* _TASK OBJECTIVE_
Within the data that follows, how many lines carry the string "email"? Give the number alone.

* _SUPPLIED DATA_
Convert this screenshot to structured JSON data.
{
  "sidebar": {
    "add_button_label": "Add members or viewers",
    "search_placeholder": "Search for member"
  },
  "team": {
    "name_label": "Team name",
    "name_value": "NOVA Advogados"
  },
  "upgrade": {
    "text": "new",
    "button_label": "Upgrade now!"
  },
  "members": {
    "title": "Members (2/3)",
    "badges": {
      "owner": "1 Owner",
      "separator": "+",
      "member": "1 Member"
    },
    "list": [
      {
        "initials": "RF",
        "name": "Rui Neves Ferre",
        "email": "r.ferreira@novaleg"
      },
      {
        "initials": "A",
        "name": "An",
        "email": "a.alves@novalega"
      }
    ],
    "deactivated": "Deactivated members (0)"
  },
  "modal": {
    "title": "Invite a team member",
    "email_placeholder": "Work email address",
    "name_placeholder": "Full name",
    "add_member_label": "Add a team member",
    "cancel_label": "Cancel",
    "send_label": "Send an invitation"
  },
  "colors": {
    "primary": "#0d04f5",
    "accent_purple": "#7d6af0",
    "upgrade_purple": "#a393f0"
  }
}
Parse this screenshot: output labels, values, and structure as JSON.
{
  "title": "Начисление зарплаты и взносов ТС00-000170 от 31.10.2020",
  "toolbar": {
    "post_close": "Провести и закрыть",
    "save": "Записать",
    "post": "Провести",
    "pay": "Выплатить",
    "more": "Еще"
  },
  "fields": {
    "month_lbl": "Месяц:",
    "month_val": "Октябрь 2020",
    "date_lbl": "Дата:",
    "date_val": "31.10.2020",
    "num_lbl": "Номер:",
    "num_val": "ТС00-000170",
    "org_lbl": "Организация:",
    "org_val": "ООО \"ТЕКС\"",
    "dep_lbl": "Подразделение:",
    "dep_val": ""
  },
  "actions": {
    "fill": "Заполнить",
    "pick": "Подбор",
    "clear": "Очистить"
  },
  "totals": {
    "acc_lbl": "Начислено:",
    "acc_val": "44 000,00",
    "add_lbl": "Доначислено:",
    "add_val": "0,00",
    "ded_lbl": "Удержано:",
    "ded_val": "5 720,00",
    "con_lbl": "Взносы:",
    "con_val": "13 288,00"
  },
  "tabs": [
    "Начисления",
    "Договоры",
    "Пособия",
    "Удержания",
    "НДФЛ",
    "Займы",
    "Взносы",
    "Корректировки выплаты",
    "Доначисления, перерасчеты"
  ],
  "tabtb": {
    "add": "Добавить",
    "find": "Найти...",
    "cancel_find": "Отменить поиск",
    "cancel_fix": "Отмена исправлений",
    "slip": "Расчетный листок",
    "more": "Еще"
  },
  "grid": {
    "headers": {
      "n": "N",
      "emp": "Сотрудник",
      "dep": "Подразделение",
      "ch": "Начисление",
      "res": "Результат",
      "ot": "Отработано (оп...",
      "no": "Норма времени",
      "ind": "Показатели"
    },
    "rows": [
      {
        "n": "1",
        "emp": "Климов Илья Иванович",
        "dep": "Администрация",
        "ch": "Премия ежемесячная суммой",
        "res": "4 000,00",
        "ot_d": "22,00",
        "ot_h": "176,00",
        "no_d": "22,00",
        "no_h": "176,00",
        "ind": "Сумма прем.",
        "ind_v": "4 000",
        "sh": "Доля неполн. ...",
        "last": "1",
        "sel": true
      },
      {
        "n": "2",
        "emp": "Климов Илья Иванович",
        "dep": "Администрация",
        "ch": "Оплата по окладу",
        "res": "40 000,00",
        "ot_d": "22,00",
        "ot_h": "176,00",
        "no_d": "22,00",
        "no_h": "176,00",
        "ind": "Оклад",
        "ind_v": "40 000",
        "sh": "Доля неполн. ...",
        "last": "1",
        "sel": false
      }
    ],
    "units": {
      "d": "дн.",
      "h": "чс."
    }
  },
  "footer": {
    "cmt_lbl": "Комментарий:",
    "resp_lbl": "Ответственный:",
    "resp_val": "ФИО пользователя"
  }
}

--

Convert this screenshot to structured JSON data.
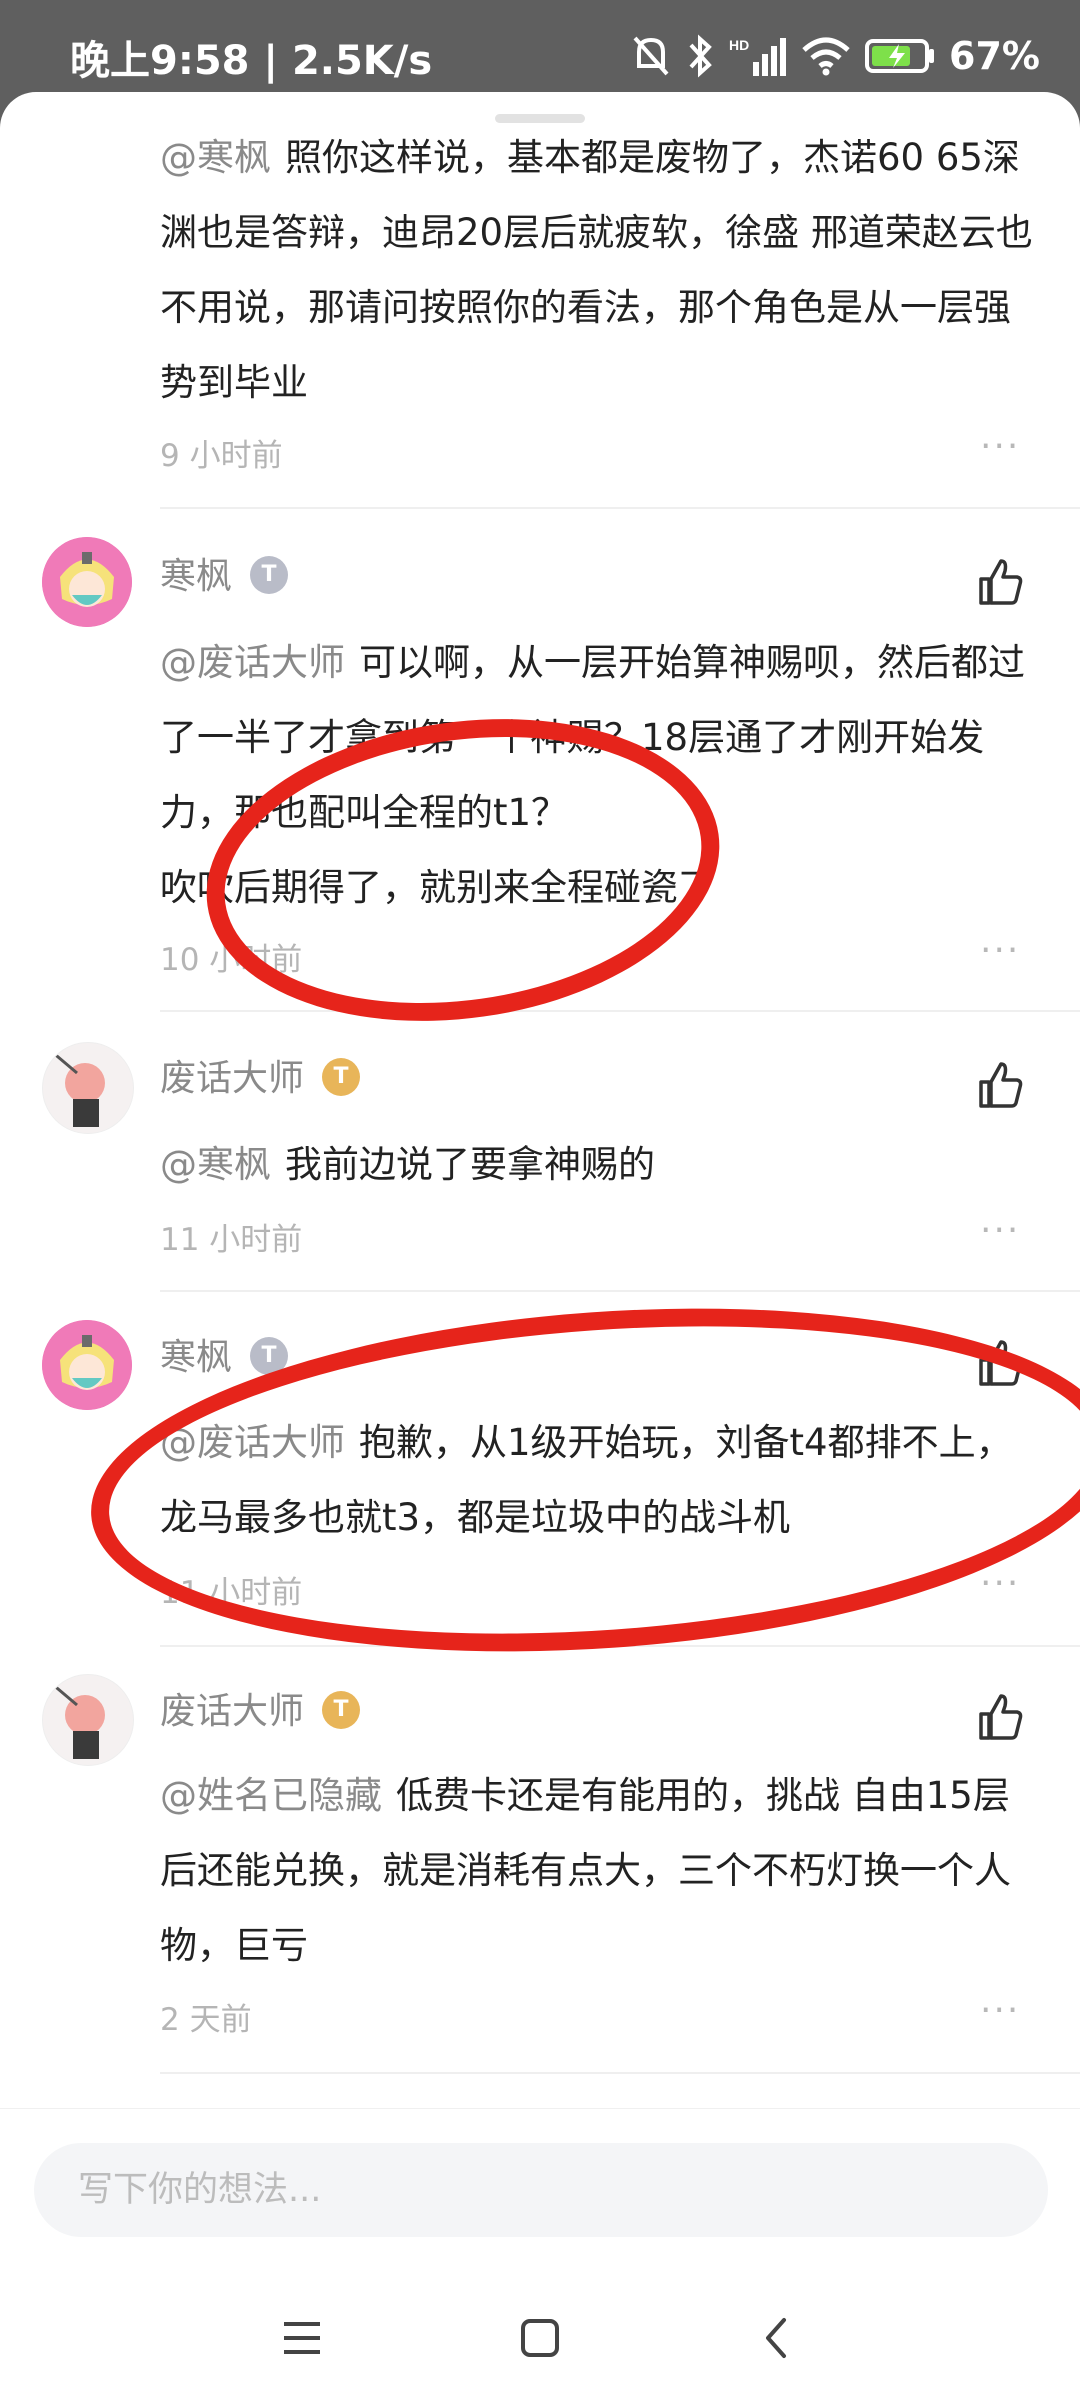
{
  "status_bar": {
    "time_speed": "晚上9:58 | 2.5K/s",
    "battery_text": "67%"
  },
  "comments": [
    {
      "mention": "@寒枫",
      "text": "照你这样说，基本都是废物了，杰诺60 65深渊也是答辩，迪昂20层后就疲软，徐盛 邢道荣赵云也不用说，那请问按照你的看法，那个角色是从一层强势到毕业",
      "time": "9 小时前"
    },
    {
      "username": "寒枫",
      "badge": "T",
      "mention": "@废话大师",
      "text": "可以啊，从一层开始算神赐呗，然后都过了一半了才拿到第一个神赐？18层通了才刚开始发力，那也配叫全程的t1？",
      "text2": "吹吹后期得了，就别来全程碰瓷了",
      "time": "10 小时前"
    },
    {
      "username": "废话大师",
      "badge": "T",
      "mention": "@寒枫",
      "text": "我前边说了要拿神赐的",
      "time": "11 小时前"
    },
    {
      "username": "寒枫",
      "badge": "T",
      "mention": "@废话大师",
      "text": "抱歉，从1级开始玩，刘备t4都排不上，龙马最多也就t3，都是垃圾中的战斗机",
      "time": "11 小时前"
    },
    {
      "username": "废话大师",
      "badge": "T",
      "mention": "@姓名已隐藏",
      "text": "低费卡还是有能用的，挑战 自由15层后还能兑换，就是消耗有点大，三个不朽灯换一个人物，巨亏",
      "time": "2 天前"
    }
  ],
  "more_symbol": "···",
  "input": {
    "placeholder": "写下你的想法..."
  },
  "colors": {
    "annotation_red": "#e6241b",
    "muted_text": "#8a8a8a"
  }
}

* _RESULT FOR THIS EXERCISE_
3